These players also fit in well with Antonio Conte’s tactical philosophy. N’Golo Kanté is the perfect engine in Chelsea’s two-man center-midfield. Marcos Alonso is an excellent attacking wing-back who will really add a fang to Chelsea’s superb attack. David Luiz will play perfectly in the Chelsea back-three.
The best part is Chelsea can do fine even if these players don’t perform as well as expected. They have a lot of players who can play instead of these guys. If Batshuayi misses his shooting boots, Chelsea can recall Bertrand Traoré or Tammy Abraham. If Chelsea don’t like Kanté, they can play Cesc Fábregas, John Obi Mikel, Nathaniel Chalobah, or Ruben Loftus-Cheek. Ola Aina or Azpilicueta can play if Alonso isn’t as good as I thought.
. . .
David Luiz: By rayand – RA1_6511Uploaded by Yoda1893, CC BY 2.0, https://commons.wikimedia.org/w/index.php?curid=19521288
N’Golo Kanté: By Dim50 – Own work, CC BY-SA 3.0, https://commons.wikimedia.org/w/index.php?curid=32237603
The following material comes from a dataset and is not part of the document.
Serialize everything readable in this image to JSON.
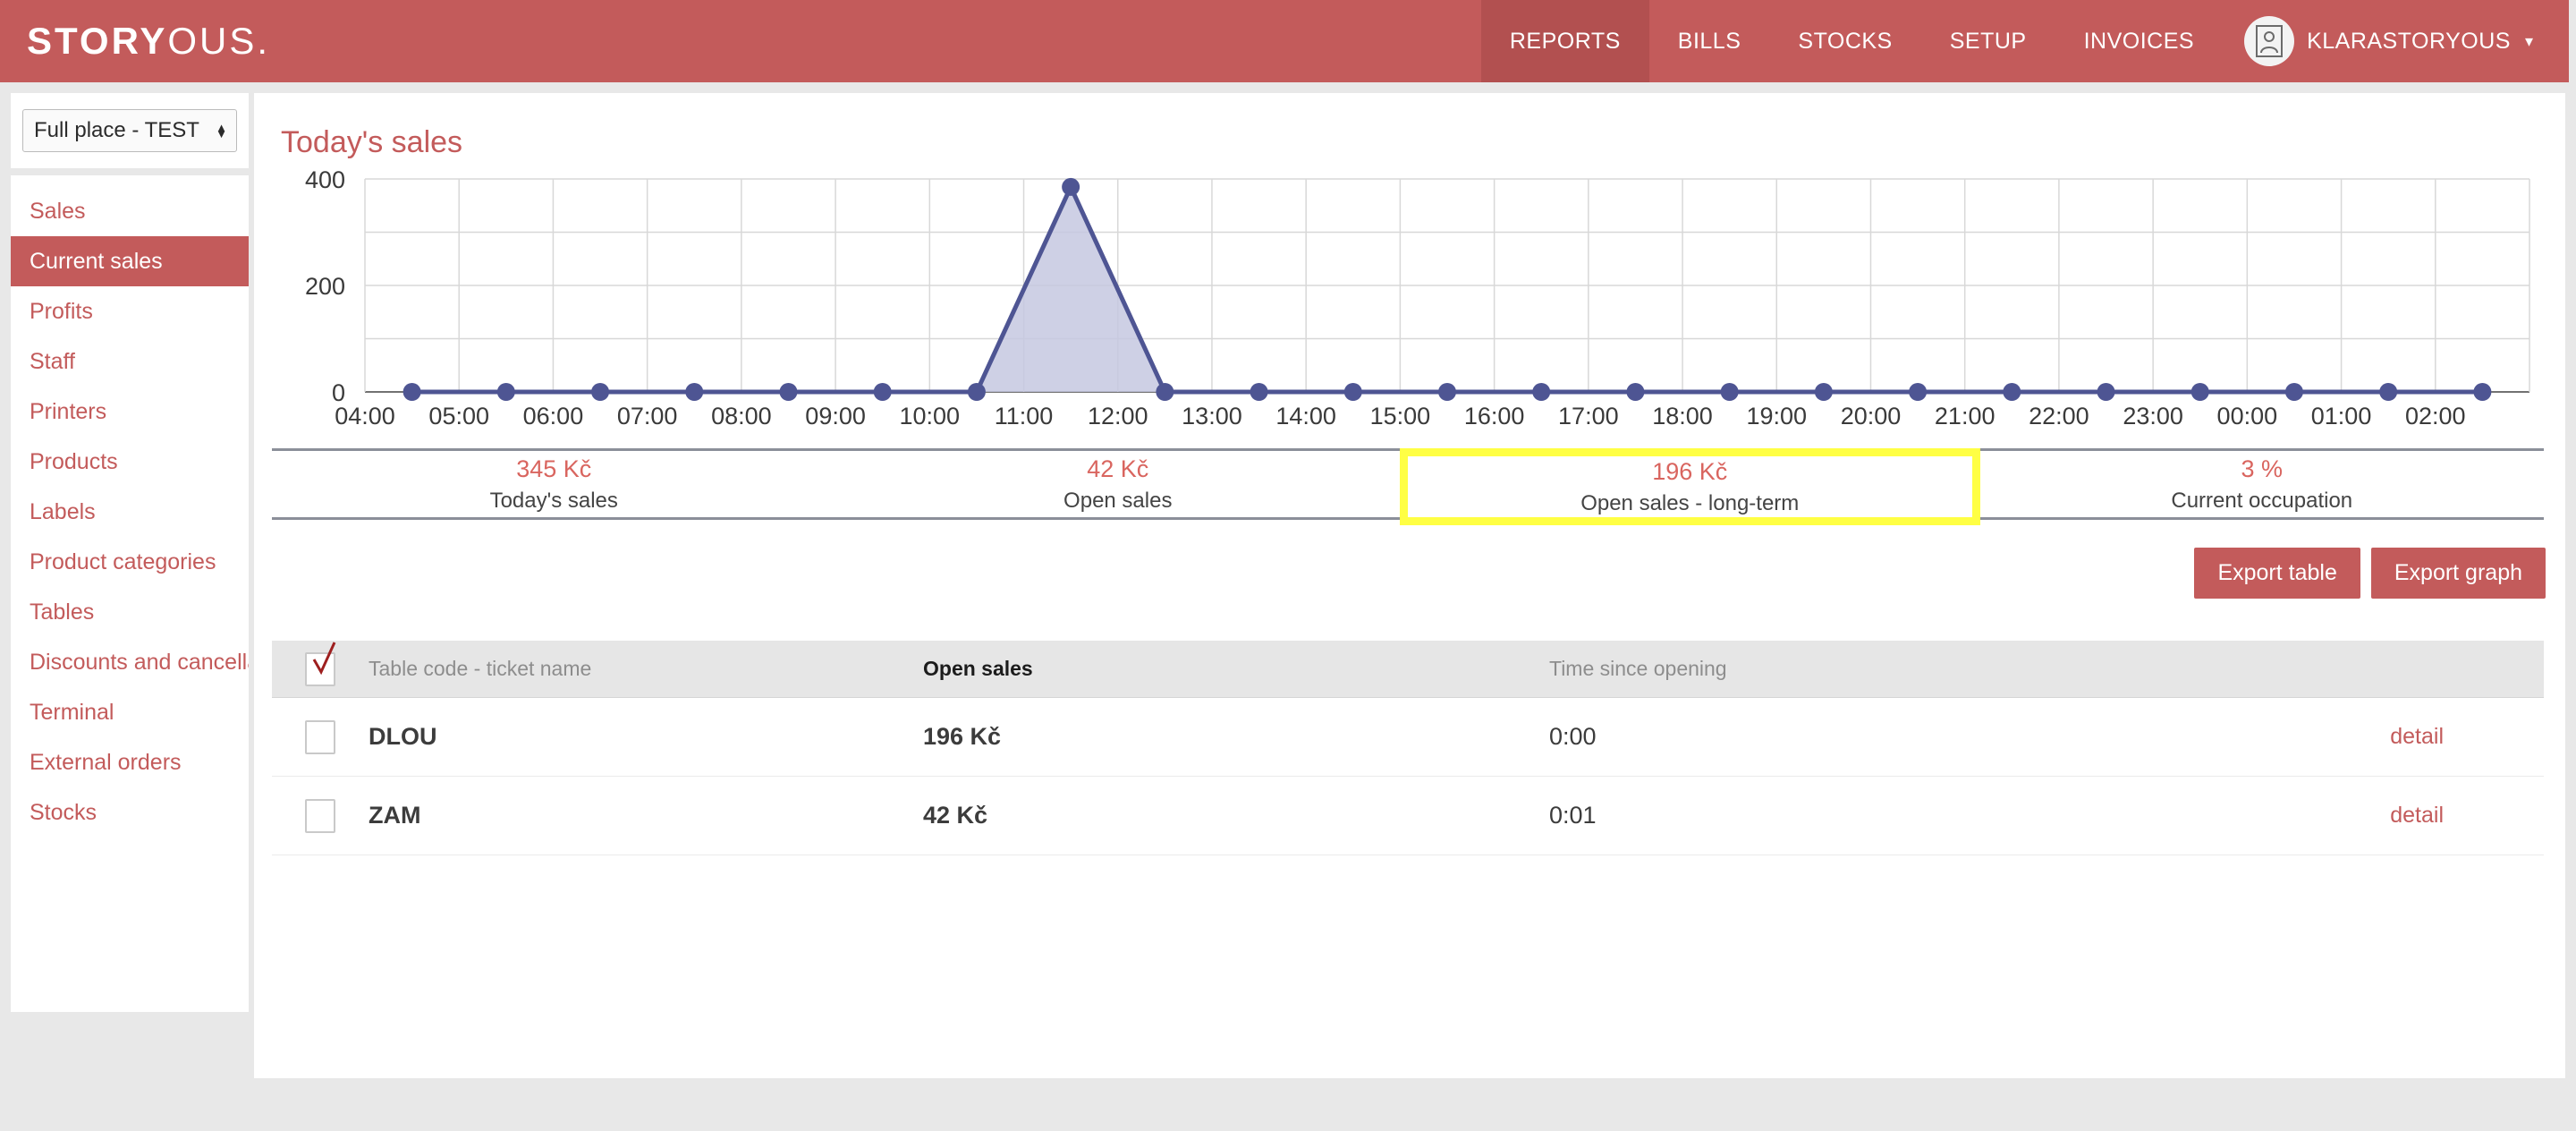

Michy Batshuayi: By bobo_300 — DSC_0901.jpg, CC BY-SA 2.0, https://commons.wikimedia.org/w/index.php?curid=40657871
Marcos Alonso: By Football.ua, CC BY-SA 3.0, https://commons.wikimedia.org/w/index.php?curid=39636446
Featured Image: CC BY 2.0, https://commons.wikimedia.org/w/index.php?curid=695347